Filter this data down to the lines that hold "none", and copy them.
══ RECORDS FOR THIS TASK ══
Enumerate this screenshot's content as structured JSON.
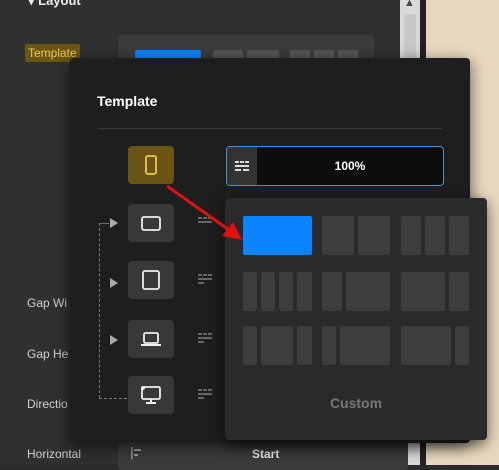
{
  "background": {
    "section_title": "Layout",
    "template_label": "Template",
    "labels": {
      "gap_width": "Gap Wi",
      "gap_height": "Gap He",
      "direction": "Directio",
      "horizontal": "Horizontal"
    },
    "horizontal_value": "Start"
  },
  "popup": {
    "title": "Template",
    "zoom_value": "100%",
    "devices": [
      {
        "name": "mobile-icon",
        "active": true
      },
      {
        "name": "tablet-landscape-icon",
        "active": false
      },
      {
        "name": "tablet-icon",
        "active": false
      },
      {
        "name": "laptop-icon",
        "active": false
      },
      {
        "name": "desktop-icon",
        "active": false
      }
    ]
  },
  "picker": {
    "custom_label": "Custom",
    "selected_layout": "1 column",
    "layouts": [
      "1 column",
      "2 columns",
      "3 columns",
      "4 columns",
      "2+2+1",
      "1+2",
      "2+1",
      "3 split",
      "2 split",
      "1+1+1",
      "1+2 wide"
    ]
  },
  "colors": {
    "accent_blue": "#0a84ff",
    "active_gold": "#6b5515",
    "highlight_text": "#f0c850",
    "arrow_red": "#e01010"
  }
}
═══
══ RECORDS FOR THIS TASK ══
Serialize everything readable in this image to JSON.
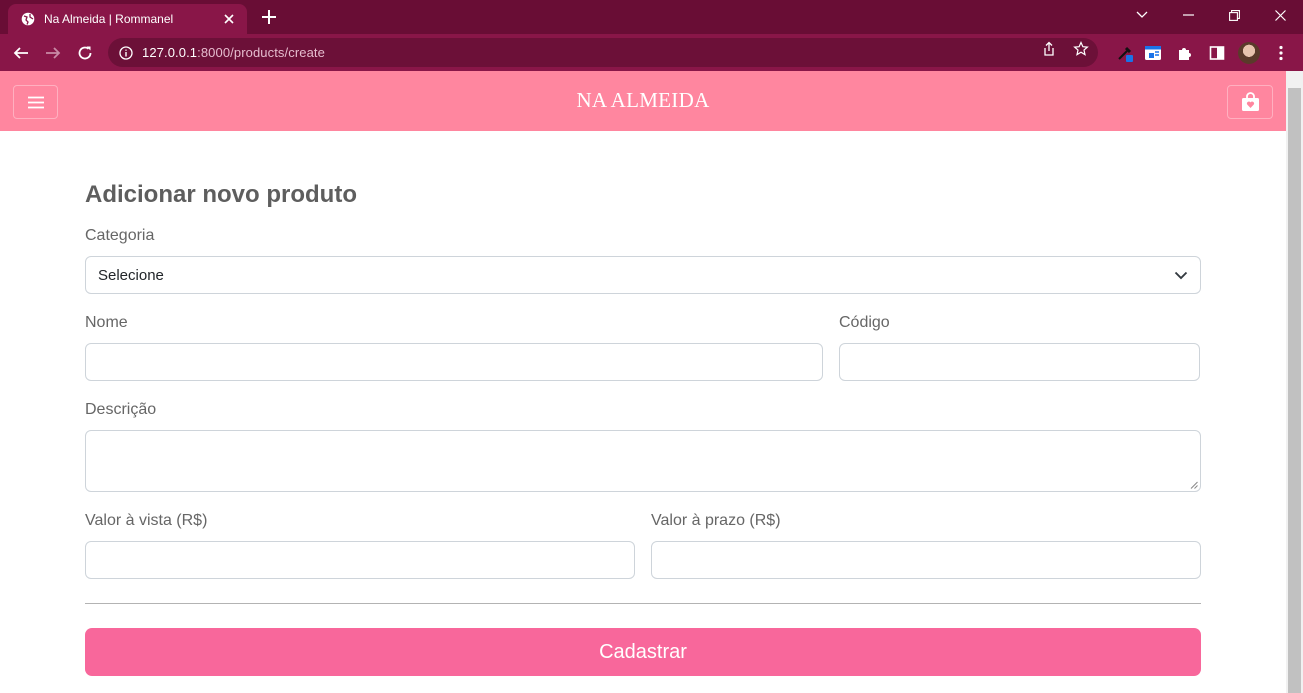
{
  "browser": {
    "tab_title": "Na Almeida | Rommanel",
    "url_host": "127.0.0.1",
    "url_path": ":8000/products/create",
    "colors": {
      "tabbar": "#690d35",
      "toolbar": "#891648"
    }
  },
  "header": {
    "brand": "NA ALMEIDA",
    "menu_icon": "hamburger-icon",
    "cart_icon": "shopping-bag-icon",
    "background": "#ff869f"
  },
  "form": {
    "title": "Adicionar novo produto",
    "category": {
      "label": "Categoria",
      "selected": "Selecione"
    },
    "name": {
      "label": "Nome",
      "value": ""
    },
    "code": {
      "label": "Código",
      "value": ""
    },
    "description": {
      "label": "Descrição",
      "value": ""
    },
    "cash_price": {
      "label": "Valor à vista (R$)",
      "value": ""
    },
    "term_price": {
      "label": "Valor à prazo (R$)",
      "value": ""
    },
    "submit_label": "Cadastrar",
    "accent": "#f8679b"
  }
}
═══
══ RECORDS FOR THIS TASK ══
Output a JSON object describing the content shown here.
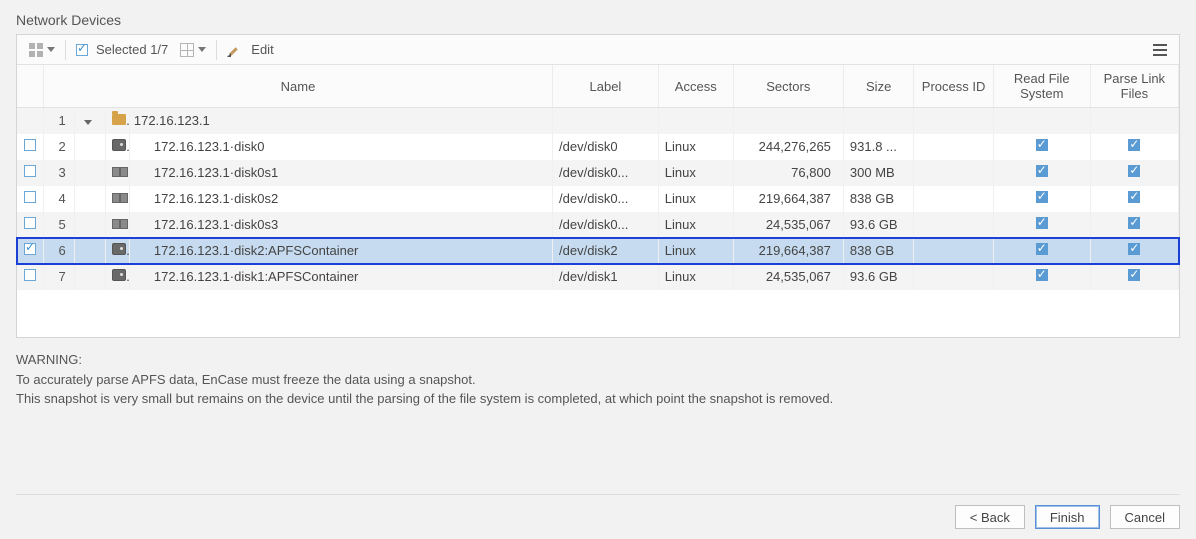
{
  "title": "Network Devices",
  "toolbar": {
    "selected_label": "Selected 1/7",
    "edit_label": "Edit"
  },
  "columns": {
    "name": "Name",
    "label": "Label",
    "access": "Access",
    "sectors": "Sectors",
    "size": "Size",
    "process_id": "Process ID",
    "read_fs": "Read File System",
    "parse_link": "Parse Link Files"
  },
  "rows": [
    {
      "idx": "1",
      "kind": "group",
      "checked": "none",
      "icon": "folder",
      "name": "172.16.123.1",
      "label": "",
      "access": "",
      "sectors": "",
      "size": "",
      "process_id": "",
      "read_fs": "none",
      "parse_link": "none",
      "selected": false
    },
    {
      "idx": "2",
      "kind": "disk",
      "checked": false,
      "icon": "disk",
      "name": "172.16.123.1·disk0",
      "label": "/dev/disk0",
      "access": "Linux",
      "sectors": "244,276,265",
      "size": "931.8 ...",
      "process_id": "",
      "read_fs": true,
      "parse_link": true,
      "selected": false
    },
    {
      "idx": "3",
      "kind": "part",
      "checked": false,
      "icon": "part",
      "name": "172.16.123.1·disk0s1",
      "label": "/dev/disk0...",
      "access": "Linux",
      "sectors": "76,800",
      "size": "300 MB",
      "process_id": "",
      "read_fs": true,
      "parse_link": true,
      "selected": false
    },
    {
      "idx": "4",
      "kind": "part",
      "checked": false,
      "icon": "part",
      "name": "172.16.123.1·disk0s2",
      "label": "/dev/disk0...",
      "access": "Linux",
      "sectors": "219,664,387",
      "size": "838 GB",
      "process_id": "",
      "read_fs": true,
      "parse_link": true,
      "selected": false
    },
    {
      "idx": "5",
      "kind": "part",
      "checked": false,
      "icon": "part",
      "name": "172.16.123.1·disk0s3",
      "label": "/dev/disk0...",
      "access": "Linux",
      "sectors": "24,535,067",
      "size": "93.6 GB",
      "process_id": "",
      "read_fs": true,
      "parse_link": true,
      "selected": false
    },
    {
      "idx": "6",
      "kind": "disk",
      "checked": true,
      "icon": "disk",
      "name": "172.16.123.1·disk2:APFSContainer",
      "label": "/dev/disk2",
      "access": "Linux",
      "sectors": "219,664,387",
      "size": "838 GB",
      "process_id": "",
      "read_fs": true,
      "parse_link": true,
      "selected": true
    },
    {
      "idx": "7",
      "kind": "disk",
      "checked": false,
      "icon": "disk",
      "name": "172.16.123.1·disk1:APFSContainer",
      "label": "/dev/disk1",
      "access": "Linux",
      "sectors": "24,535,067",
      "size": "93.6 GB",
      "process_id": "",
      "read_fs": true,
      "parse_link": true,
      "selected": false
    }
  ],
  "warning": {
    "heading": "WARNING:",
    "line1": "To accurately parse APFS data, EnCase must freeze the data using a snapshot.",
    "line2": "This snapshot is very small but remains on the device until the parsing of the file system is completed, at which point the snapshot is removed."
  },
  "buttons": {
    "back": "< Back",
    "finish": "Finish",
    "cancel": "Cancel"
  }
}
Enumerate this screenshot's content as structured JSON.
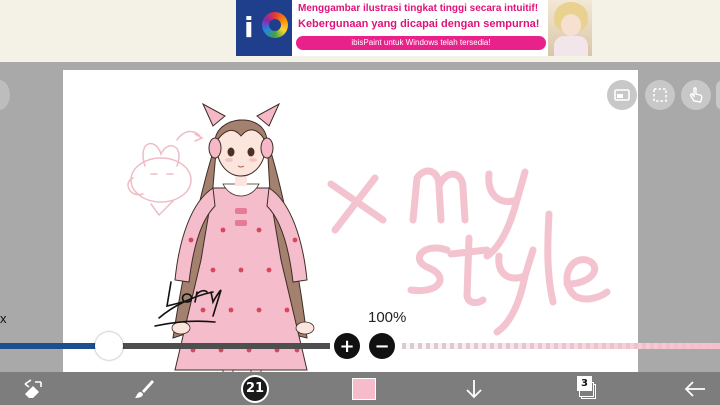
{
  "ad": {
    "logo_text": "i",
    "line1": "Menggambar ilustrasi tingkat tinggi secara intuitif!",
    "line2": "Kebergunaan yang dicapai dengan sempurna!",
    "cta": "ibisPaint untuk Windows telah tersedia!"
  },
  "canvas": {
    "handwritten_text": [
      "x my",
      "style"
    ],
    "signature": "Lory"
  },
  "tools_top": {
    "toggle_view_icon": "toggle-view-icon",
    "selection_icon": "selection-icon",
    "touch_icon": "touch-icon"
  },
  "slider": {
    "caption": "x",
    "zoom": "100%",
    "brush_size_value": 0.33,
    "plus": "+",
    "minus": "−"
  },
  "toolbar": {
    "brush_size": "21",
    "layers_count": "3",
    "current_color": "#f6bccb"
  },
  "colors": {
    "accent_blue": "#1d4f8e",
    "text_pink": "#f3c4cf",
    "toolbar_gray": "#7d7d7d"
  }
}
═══
ANSWER TO THE EXERCISE —
      "checked": "none",
      "read_fs": "none",
      "parse_link": "none",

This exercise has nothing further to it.